Once, Sunday mornings meant something special to me. But I now face them with dread, with a bittersweet sorrow that tugs at my heart and a headache-inducing tension that makes me reach for the Advil, writes John W. Fountain, award-winning journalist and grandson of a Pentecostal pastor. Yet I now feel disconnected. I am disconnected. Not necessarily from God, but from the church.
In No Place for Me: Letters to the Church, Fountain writes about faith and his personal journey through the age-old institution called the Christian church. He writes about growing up as a boy in his grandparent's storefront church on Chicago s West Side. About a church he came to love. A church he grew to hate. He writes about his eventual decision to stop attending church and his agony over having to explain to his little daughter why.
This book was spurred by a 2005 essay Fountain penned in the Washington Post titled, No Place for Me.
No Place For Me: Letters to the Church in America is more than the narrative of one man's religious journey. It is reflective of the quandary facing thousands of men and women who love God but no longer can bring themselves to go to church on Sundays. Instead they file into coffee shops, bowling alleys or baseball stadiums, or else lose themselves in a haze of myriad other activities. In fact, the Pew Research Center cites evidence of an exodus from institutional Christian churches by the millions.

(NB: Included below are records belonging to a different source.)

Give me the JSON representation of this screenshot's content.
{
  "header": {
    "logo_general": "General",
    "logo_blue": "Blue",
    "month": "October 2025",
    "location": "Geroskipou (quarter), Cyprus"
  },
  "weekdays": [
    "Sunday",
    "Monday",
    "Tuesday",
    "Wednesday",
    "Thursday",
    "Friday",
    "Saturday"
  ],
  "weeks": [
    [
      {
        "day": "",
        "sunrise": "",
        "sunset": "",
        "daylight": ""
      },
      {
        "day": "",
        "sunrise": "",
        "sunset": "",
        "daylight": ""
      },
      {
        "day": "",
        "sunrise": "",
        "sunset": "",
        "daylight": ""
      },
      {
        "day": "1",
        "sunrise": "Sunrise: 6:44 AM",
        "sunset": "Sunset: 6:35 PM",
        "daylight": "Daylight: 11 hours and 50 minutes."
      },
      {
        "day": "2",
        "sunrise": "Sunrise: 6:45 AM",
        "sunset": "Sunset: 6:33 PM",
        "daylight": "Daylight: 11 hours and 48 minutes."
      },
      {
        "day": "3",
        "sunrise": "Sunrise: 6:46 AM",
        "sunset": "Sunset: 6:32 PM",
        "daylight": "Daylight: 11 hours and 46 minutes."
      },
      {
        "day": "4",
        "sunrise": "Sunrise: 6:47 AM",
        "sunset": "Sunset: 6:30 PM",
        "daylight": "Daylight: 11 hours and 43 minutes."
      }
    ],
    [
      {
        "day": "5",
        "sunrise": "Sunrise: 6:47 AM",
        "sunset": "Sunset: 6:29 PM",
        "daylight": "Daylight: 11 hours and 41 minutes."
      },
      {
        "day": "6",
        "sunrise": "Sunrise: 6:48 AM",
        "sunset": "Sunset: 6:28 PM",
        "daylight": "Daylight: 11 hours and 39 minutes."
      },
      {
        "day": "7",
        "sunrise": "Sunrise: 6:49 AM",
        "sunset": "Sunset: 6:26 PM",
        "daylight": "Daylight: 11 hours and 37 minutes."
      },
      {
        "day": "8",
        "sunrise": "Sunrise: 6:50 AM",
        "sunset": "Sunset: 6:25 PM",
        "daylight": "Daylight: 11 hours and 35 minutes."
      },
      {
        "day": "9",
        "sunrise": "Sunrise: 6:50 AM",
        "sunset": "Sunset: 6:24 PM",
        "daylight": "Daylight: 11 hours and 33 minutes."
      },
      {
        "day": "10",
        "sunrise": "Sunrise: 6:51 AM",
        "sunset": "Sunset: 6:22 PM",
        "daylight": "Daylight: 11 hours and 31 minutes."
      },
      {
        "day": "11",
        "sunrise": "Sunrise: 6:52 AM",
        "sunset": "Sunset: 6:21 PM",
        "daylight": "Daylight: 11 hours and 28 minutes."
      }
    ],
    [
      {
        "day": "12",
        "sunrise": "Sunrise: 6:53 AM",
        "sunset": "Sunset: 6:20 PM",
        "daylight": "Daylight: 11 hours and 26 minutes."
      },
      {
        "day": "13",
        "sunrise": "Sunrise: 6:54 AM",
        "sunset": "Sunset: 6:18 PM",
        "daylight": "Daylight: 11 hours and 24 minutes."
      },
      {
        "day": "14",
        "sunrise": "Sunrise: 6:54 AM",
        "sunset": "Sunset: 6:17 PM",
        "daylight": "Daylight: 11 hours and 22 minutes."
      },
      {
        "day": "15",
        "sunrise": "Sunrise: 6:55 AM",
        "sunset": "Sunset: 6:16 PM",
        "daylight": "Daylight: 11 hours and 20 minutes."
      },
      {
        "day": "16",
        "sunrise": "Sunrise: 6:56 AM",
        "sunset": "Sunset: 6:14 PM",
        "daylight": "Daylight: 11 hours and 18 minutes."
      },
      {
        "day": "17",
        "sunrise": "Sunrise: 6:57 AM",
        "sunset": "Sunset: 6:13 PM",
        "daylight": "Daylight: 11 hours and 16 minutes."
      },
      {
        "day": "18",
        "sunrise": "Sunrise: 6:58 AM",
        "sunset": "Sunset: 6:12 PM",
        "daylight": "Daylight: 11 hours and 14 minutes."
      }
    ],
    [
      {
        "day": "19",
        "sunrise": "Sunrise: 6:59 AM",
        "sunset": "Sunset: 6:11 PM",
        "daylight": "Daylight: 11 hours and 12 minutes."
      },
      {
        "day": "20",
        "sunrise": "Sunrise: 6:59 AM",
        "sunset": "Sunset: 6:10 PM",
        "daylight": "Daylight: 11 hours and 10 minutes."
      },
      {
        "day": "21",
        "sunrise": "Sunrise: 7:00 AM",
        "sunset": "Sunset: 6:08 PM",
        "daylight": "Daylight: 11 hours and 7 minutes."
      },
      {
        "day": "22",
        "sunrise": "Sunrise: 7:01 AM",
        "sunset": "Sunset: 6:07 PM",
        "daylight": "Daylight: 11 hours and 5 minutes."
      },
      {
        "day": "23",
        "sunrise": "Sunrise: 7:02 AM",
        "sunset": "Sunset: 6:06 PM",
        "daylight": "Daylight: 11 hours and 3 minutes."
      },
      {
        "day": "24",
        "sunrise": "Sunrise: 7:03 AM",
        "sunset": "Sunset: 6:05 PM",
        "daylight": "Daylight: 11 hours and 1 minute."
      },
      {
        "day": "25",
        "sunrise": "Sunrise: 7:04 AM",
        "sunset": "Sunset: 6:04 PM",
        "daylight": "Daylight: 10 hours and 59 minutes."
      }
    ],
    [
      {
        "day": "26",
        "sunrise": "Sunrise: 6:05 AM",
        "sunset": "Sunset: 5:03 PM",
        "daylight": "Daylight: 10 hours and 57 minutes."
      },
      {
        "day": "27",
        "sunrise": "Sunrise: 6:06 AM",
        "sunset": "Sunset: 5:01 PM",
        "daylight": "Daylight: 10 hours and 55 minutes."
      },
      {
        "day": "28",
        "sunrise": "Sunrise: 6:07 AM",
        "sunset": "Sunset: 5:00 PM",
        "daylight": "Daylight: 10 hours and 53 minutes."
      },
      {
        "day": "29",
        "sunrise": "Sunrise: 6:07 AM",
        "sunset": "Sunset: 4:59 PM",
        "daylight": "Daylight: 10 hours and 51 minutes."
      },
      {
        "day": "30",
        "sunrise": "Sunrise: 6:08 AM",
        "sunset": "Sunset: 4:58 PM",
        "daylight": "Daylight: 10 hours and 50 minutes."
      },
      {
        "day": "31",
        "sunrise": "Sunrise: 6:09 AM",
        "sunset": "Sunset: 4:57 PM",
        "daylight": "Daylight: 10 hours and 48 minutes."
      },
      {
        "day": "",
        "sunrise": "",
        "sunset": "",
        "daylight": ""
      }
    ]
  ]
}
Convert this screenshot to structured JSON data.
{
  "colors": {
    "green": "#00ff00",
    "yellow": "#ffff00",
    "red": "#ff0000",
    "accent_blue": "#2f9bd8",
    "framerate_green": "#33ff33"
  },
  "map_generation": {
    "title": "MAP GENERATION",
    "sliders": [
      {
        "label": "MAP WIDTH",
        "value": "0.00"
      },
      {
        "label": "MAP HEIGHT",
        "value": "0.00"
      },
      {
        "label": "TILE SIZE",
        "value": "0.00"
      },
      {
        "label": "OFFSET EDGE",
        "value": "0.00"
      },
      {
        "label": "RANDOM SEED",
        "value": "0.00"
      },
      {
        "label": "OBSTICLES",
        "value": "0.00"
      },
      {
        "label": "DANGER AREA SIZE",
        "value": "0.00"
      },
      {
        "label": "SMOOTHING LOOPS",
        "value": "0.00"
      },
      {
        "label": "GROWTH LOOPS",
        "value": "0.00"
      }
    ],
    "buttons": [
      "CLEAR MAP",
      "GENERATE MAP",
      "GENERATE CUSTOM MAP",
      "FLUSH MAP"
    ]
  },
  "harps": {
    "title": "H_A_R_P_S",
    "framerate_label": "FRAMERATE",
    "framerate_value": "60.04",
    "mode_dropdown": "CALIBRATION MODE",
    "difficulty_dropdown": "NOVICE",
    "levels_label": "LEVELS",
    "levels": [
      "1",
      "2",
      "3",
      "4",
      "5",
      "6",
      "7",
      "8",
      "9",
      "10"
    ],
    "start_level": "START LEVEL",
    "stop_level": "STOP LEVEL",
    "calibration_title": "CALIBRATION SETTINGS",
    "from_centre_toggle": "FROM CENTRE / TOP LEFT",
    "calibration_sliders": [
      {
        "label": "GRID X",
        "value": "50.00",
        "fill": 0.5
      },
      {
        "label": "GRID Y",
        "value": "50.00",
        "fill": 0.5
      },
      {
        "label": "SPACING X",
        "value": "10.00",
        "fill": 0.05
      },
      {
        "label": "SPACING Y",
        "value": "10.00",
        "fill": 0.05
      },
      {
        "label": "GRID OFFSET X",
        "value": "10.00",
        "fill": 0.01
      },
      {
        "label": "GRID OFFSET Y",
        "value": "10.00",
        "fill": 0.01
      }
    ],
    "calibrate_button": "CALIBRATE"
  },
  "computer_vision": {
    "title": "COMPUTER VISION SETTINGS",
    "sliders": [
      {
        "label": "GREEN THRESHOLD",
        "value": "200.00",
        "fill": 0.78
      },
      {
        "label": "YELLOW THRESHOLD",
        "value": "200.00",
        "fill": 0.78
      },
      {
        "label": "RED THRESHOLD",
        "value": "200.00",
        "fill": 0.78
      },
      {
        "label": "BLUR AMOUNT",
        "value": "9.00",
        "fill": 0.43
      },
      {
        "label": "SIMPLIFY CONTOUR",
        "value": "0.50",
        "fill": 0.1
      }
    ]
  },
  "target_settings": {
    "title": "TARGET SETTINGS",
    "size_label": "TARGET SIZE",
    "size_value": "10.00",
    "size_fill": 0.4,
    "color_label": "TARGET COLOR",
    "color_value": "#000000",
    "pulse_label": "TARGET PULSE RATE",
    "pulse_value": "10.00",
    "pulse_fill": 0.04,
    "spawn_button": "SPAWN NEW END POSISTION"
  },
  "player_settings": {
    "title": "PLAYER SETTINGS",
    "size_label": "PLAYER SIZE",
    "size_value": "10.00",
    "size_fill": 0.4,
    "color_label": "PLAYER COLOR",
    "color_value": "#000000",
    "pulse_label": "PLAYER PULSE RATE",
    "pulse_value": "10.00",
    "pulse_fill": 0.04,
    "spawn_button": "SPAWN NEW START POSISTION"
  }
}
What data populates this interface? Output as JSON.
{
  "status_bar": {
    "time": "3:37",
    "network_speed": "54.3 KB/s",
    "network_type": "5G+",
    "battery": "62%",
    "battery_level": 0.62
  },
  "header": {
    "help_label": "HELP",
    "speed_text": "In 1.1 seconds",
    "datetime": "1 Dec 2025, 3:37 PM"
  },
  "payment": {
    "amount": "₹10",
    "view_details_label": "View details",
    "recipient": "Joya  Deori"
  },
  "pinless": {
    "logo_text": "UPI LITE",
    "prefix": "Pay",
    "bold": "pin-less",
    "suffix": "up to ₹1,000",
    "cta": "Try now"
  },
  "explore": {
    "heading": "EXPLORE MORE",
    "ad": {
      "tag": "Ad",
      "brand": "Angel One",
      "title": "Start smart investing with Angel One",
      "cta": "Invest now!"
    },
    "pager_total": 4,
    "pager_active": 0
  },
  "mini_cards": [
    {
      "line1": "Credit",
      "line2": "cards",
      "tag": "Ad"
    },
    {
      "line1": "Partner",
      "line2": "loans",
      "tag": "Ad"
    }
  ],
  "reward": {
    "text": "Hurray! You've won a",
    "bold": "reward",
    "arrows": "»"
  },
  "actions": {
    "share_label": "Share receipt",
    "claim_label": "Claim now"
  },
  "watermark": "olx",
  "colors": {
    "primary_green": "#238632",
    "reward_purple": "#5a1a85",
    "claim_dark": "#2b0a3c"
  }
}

Fountain's original essay and also his later writings as a weekly columnist for the Chicago Sun-Times have drawn thousands of stirring letters from readers: men and women, people of all races and from all walks of life even some of them pastors. Some supportive of Fountain's assertions, others angered by them.
No Place for Me allows readers to eavesdrop on Fountain's conversations with other believers, far too many of them broken by their church experience. These conversations and Fountain's own spiritual narrative form the tapestry of revelation for a disconnected and disillusioned son of the church who ultimately discovers the place for him. He finds it along a winding road that leads him full circle, not back to church per se, but back to the Cross.
A must read written from the heart of one of its sons who openly declares: I still love God. But I've lost faith in the church. No Place for Me: Letters to the Church calls upon us all to wrestle with and find the true meaning of church. To review and ultimately to renew our faith. A message of hope. A moving collection of contemporary letters to the Church.
Publisher - WestSide Press Publishing, Chicago